**INSTRUCTIONS FOR THE TASK**
Go through the data and copy each line that holds "username".

**RECORDS PROVIDED**
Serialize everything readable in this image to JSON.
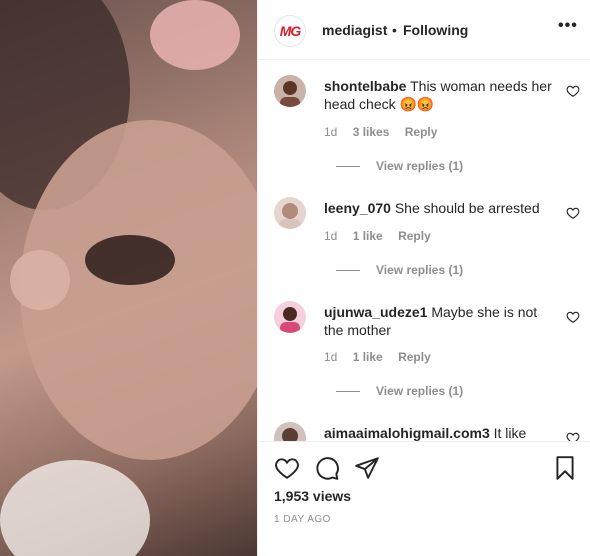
{
  "header": {
    "avatar_text": "MG",
    "username": "mediagist",
    "separator": "•",
    "follow_label": "Following",
    "more_label": "•••"
  },
  "comments": [
    {
      "username": "shontelbabe",
      "text": "This woman needs her head check 😡😡",
      "age": "1d",
      "likes": "3 likes",
      "reply_label": "Reply",
      "view_replies": "View replies (1)",
      "avatar_color": "#7a4a3d"
    },
    {
      "username": "leeny_070",
      "text": "She should be arrested",
      "age": "1d",
      "likes": "1 like",
      "reply_label": "Reply",
      "view_replies": "View replies (1)",
      "avatar_color": "#b28a7c"
    },
    {
      "username": "ujunwa_udeze1",
      "text": "Maybe she is not the mother",
      "age": "1d",
      "likes": "1 like",
      "reply_label": "Reply",
      "view_replies": "View replies (1)",
      "avatar_color": "#d9487a"
    },
    {
      "username": "aimaaimalohigmail.com3",
      "text": "It like",
      "avatar_color": "#5a3e36"
    }
  ],
  "actions": {
    "like_icon": "heart-outline",
    "comment_icon": "speech-bubble",
    "share_icon": "paper-plane",
    "save_icon": "bookmark",
    "views": "1,953 views",
    "date": "1 DAY AGO"
  }
}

**RESPONSE TO THE TASK**
    "username": "mediagist",
      "username": "shontelbabe",
      "username": "leeny_070",
      "username": "ujunwa_udeze1",
      "username": "aimaaimalohigmail.com3",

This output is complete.